What you are asked to do →
State, as a bare number, how many lines below contain "icon".
***** Records for this task
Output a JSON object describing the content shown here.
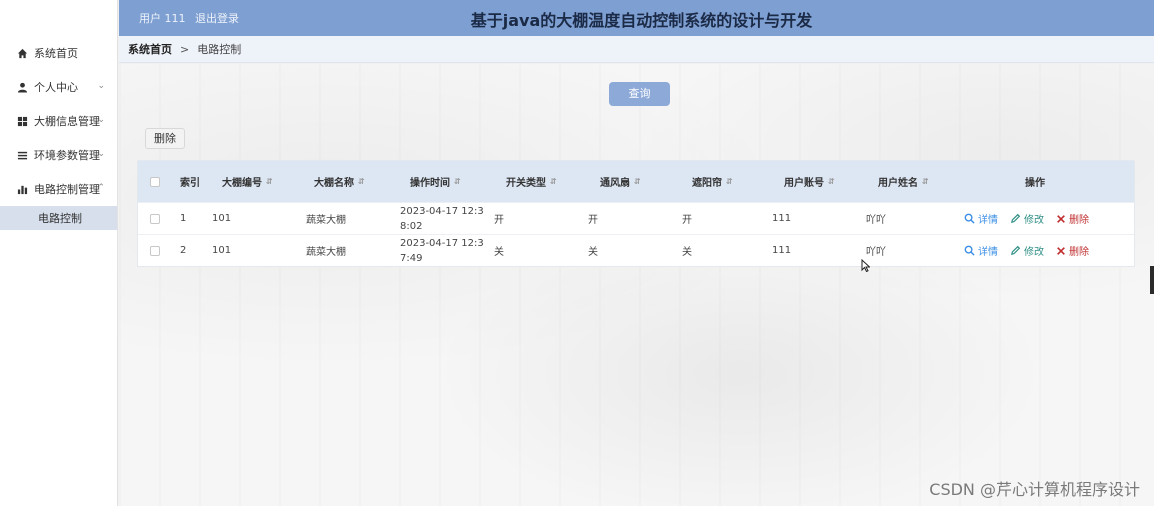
{
  "header": {
    "user_label": "用户 111",
    "logout_label": "退出登录",
    "title": "基于java的大棚温度自动控制系统的设计与开发"
  },
  "sidebar": {
    "items": [
      {
        "label": "系统首页",
        "icon": "home-icon"
      },
      {
        "label": "个人中心",
        "icon": "user-icon"
      },
      {
        "label": "大棚信息管理",
        "icon": "grid-icon"
      },
      {
        "label": "环境参数管理",
        "icon": "list-icon"
      },
      {
        "label": "电路控制管理",
        "icon": "bar-chart-icon"
      }
    ],
    "subitem": {
      "label": "电路控制"
    }
  },
  "breadcrumb": {
    "home": "系统首页",
    "separator": ">",
    "current": "电路控制"
  },
  "toolbar": {
    "query_label": "查询",
    "delete_label": "删除"
  },
  "table": {
    "headers": {
      "index": "索引",
      "greenhouse_no": "大棚编号",
      "greenhouse_name": "大棚名称",
      "op_time": "操作时间",
      "switch_type": "开关类型",
      "fan": "通风扇",
      "shade": "遮阳帘",
      "account": "用户账号",
      "username": "用户姓名",
      "ops": "操作"
    },
    "rows": [
      {
        "index": "1",
        "greenhouse_no": "101",
        "greenhouse_name": "蔬菜大棚",
        "op_time_1": "2023-04-17 12:3",
        "op_time_2": "8:02",
        "switch_type": "开",
        "fan": "开",
        "shade": "开",
        "account": "111",
        "username": "吖吖"
      },
      {
        "index": "2",
        "greenhouse_no": "101",
        "greenhouse_name": "蔬菜大棚",
        "op_time_1": "2023-04-17 12:3",
        "op_time_2": "7:49",
        "switch_type": "关",
        "fan": "关",
        "shade": "关",
        "account": "111",
        "username": "吖吖"
      }
    ],
    "actions": {
      "detail": "详情",
      "edit": "修改",
      "delete": "删除"
    }
  },
  "watermark": "CSDN @芹心计算机程序设计",
  "colors": {
    "header_bg": "#7e9fd1",
    "query_btn": "#8ca9d8",
    "table_head": "#dde6f3",
    "detail": "#3a8ee6",
    "edit": "#2f8f86",
    "delete": "#c03030"
  }
}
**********
Finished task →
5